My Lords, I welcome the broad support of the House for this "useful" Bill, as I think the noble Lord, Lord Moynihan, described it. I am sorry to disappoint him, but the International Criminal Court is quite distinct from the International Cricket Council. My ICC is not based here either. As he is well aware, it is based in the Hague. His ICC has a number of issues to discuss with my right honourable and honourable friends in the Treasury and the Department for Culture, Media and Sport, but not in relation to this Bill.

I applaud the noble Lord's ingenuity, but his speech really concerned keeping the ICC and other sporting organisations based in London. His argument is that we should use the Bill to improve the financial climate for those organisations to continue to operate in this country. I understand the connection very well. Perhaps I may say why, on this occasion, we shall not be taking his advice about using the Bill as a vehicle for that objective.

The International Organisations Act 1968 concerns only organisations of which the United Kingdom as a state is a member, or organisations of which other sovereign states are members. States are not usually members of international sporting organisations. Therefore, such organisations are outside the scope of the 1968 Act. It would be inappropriate—that is the kindest word I can use—to extend the Act to those sporting occasions. I am sure that we all give the noble Lord, Lord Moynihan, full marks, as always, for very good bowling, even if on this occasion he did not claim a wicket.

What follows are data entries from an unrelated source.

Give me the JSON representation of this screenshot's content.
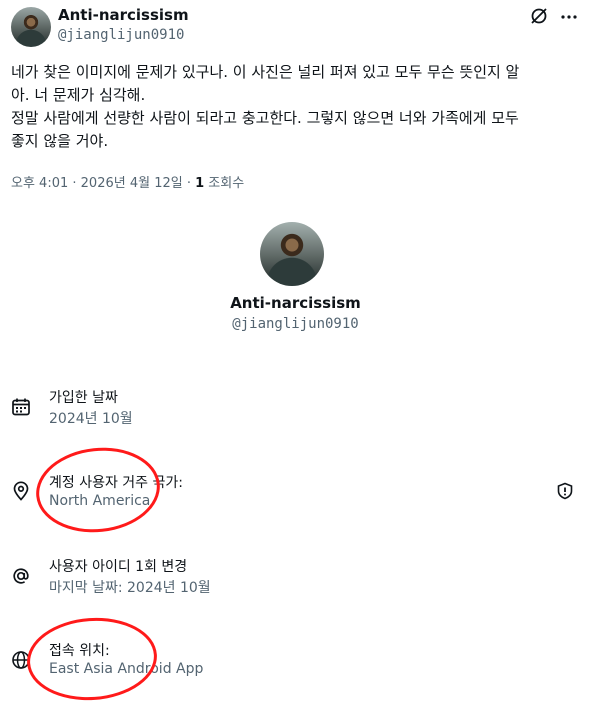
{
  "author": {
    "name": "Anti-narcissism",
    "handle": "@jianglijun0910"
  },
  "tweet": {
    "line1": "네가 찾은 이미지에 문제가 있구나. 이 사진은 널리 퍼져 있고 모두 무슨 뜻인지 알",
    "line2": "아. 너 문제가 심각해.",
    "line3": "정말 사람에게 선량한 사람이 되라고 충고한다. 그렇지 않으면 너와 가족에게 모두",
    "line4": "좋지 않을 거야."
  },
  "meta": {
    "time": "오후 4:01",
    "sep": " · ",
    "date": "2026년 4월 12일",
    "sep2": " · ",
    "views": "1",
    "views_label": " 조회수"
  },
  "card": {
    "name": "Anti-narcissism",
    "handle": "@jianglijun0910"
  },
  "rows": [
    {
      "label": "가입한 날짜",
      "value": "2024년 10월",
      "icon": "calendar-icon"
    },
    {
      "label": "계정 사용자 거주 국가:",
      "value": "North America",
      "icon": "location-pin-icon"
    },
    {
      "label": "사용자 아이디 1회 변경",
      "value": "마지막 날짜: 2024년 10월",
      "icon": "at-sign-icon"
    },
    {
      "label": "접속 위치:",
      "value": "East Asia Android App",
      "icon": "globe-icon"
    }
  ],
  "annotation_color": "#ff1a1a"
}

I turn to the points made by the noble Baroness, Lady Falkner of Margravine, on the Commonwealth Secretariat. By conferring on the Commonwealth Secretariat extended immunity from the jurisdiction of UK courts, the Bill does nothing more than bring the immunities of the Commonwealth Secretariat into line with the treatment accorded a number of international organisations based in the United Kingdom and abroad. The noble Baroness tried to argue that the Commonwealth Secretariat was different. All these organisations are different; all of them are unique in their own way. However, it is important that we try to bring them into line with each other and do not try to single out individual ones for certain treatment, particularly in the way that the noble Baroness suggested.

On the issue of whether UK law applies in general, we would expect international organisations based in the United Kingdom to comply with our domestic laws and regulations as a matter of policy, regardless of immunity from the jurisdiction of the UK courts that they enjoy. I do not accept that the Bill dilutes the rights of the employees of the Commonwealth Secretariat in the way described by the noble Baroness. Far less do I accept her claim that it is a diminution of human rights.

The noble Baroness produced a number of arguments about the CSAT. In my opening remarks I pointed out that the CSAT is an internal arbitration mechanism, established in 1995. It was established to resolve contractual disputes, once a party has exhausted any other remedies available to the secretariat, and that includes staff grievance procedures. None of that excludes any of the points raised by the noble Baroness.

An important provision in the statute is the requirement that the rules of the CSAT must ensure that applications before it are,

"dealt with in a manner that is independent and impartial and consistent with the Commonwealth Harare principles in relation to fundamental human rights and independence of the judiciary".

I really think that that covers what I agree are the very important points that she raises.

The noble Baroness also asked about the bodies covered by Clause 5. I endeavoured to give examples of those in my opening remarks, but on this occasion my usual rapid rate of delivery may have been a little too speedy. Let me reiterate. The first example is ATHENA, which is the mechanism which enables member states quickly to contribute towards financing EU military peacekeeping missions. Of course, EU moneys cannot be used for that purpose unless it is specifically decided that it should be. Secondly, the satellite centre provides imagery analysis and helps us to monitor crises worldwide. There is also the Institute for Security Studies which adds academic analysis and strategic thinking to the way we are able to develop our CFSP.